In an appearance on Jimmy Kimmel's late-night show Wednesday, the GOP presidential candidate looked relaxed as Kimmel queried him about campaign issues.
Trump, who has argued for temporarily banning Muslims from entering the United States, said he's gotten calls of thanks from friends who are Muslim.
"Those may have been crank calls," Kimmel replied, smiling.
The ABC host then turned to immigration, using the example of his on-air sidekick, Guillermo Rodriguez, to question Trump's call for mass deportation.
Kimmel said Rodriguez came to the United States illegally from Mexico but went through the legalization process. He suggested to Trump that people who are willing to risk everything to get to the United States are good for the country.

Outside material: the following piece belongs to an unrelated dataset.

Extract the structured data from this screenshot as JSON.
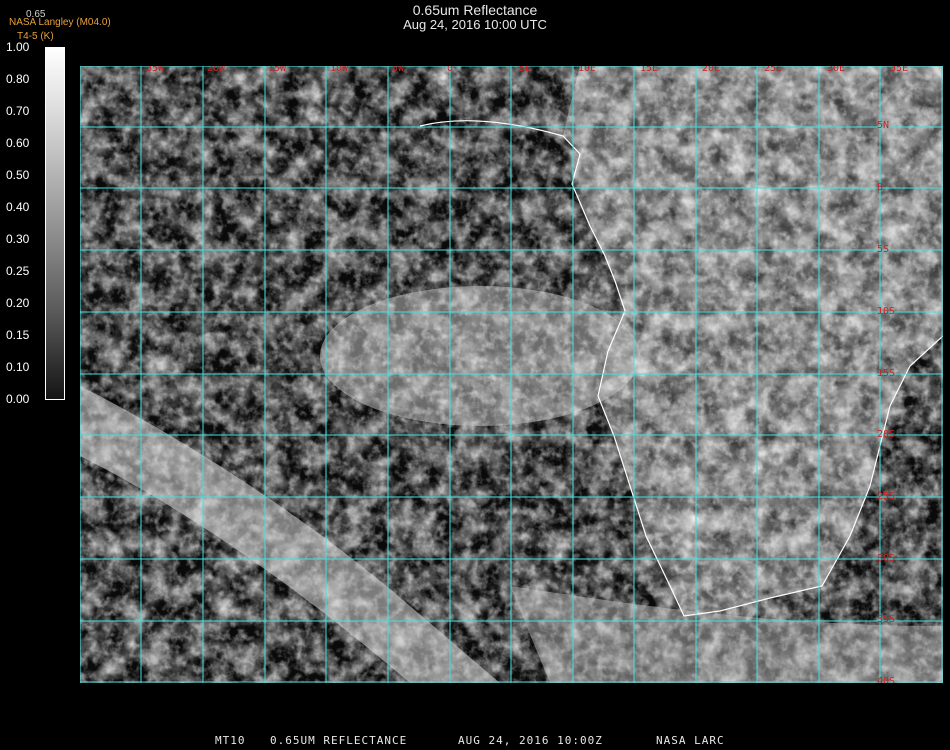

Trump was unfazed, calling Hispanics "unbelievable people" but not backtracking on his position. He called for a Mexico-U.S. border wall with "a big beautiful door" for legal entry.
Kimmel said it appeared Trump had made an effort to be nicer to his fellow candidates in the debate, including lauding Sen. Ted Cruz's temperament after previously calling him a something of a "maniac."
"I would like to see the Republican party come together, and I've been a little bit divisive in the sense of hitting people hard," Trump replied.
That didn't stop him from repeating his characterization of Jeb Bush as low-energy, although he added he was a "nice person."
Bush, well behind front-runner Trump in national polls, said during the debate that the billionaire couldn't insult his way to the presidency and called him a "chaos candidate."
Kimmel ended the interview by sharing a mock children's book, in the style of Dr. Seuss, which he said he'd ghost-written for Trump.
"Here are some frogs I do not like at all. We must kick these frogs out and then build a wall," Kimmel read from one page.
Trump had canceled a previously scheduled appearance on "Jimmy Kimmel Live," but Kimmel didn't make an issue of being stood up.